If your organizationstarting an online fundraising campaign, you may be wondering about the benefits of using a merchant account vs. PayPal. What are the fees associated with both of these options? Which is right for your organization?
Both of these options have their advantages, so your choice will depend on your organization’s needs and budget.
Benefits of a Merchant Account:
A merchant account allows you to accept credit cards (and optionally echecks) and receive funds directly in your designated bank account. It is akin to a line of credit, as you will receive credit card payments before your constituents actually pay their credit card bills (usually within 2-3 business days of taking the online payment authorization). For this reason, you must apply for a merchant account by providing your business or organizational documents, such as a 501(c)3 designation for US non-profits or proof of Canadian Revenue Agency charitable status in Canada. A designated signer is required on the account and some newly formed organizations may not be eligible for a merchant account.
Using a merchant services account allows your organization more flexibility and functionality than using PayPal. But merchant accounts carry a monthly service fee and often a monthly minimum discount; this is your guarantee of processing a minimum amount of transactions each month. For organizations that process thousands of dollars per month, these fees represent a very small percentage of fees and will be easily absorbed into the payment processing costs. In addition, organizations can often receive better credit card processing rates when using a merchant account vs PayPal.
Benefits of PayPal:
However, a merchant account isn’t always the best solution. For organizations with low payment processing volume (ie under $5,000 per month), PayPal may be a better option as there are no monthly service fees or minimum processing requirements. Also, while many merchant accounts allow seasonal merchants to maintain an account in an inactive status, there are generally still some fees associated with this. So for organizations processing credit card payments for only a few months each year (i.e. raising money via a special event), PayPal may be your best choice. With PayPal, the fee structure is simple. You are charged a percentage of each sale plus a transaction fee. There are no ongoing or monthly fees or minimums.

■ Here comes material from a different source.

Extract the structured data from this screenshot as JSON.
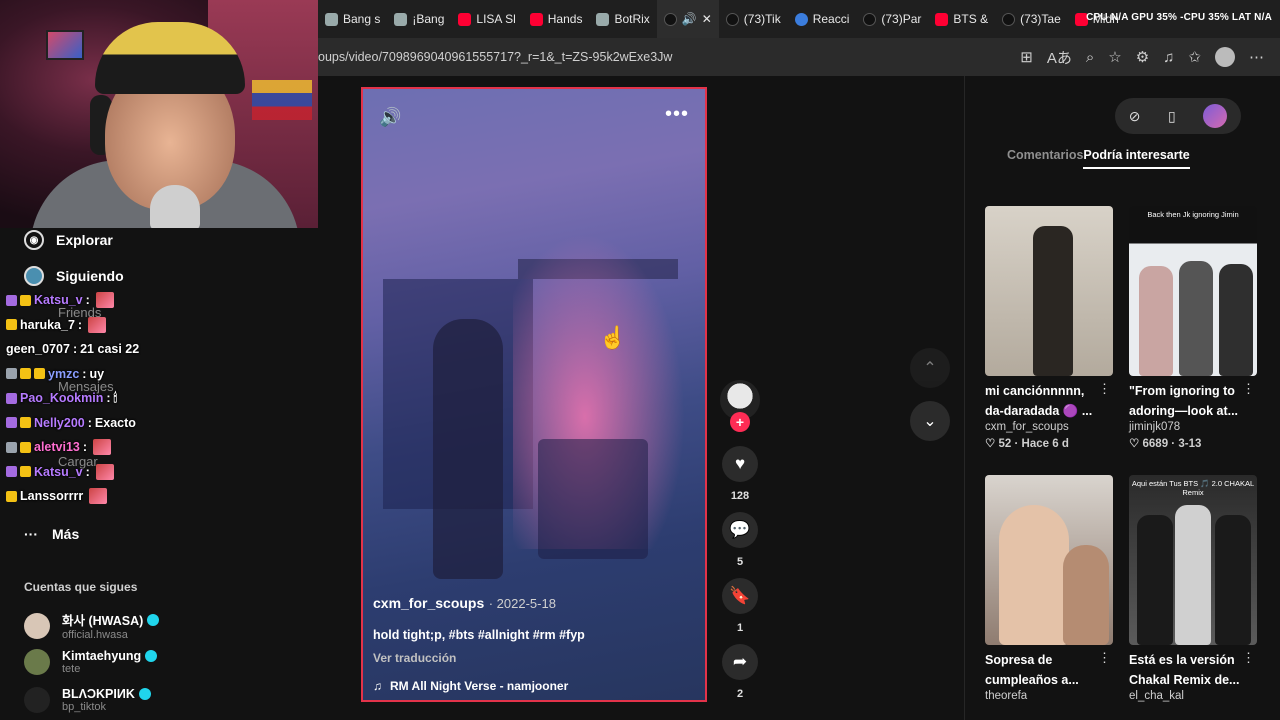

The biggest downside of PayPal is that it cannot be integrated directly into your fundraising website, as a merchant account can. This means that your constituents must always make payment on the PayPal website directly. This extra step can cause confusion and hinder donations.
Other Important Considerations
Donors have many more options for credit card processing when you use a merchant account. They can swipe credit cards via POS terminals or mobile phones, provide their credit card via phone, or make donations or credit card transactions on your website. PayPal does not allow your organization to charge a constituent or client’s credit card directly; the credit card owner must always make a payment on PayPal’s website, which can be a limitation for some organizations.
We have created this merchant account vs. PayPal check-list to assist your organization in reviewing the benefits of using a merchant account vs using PayPal.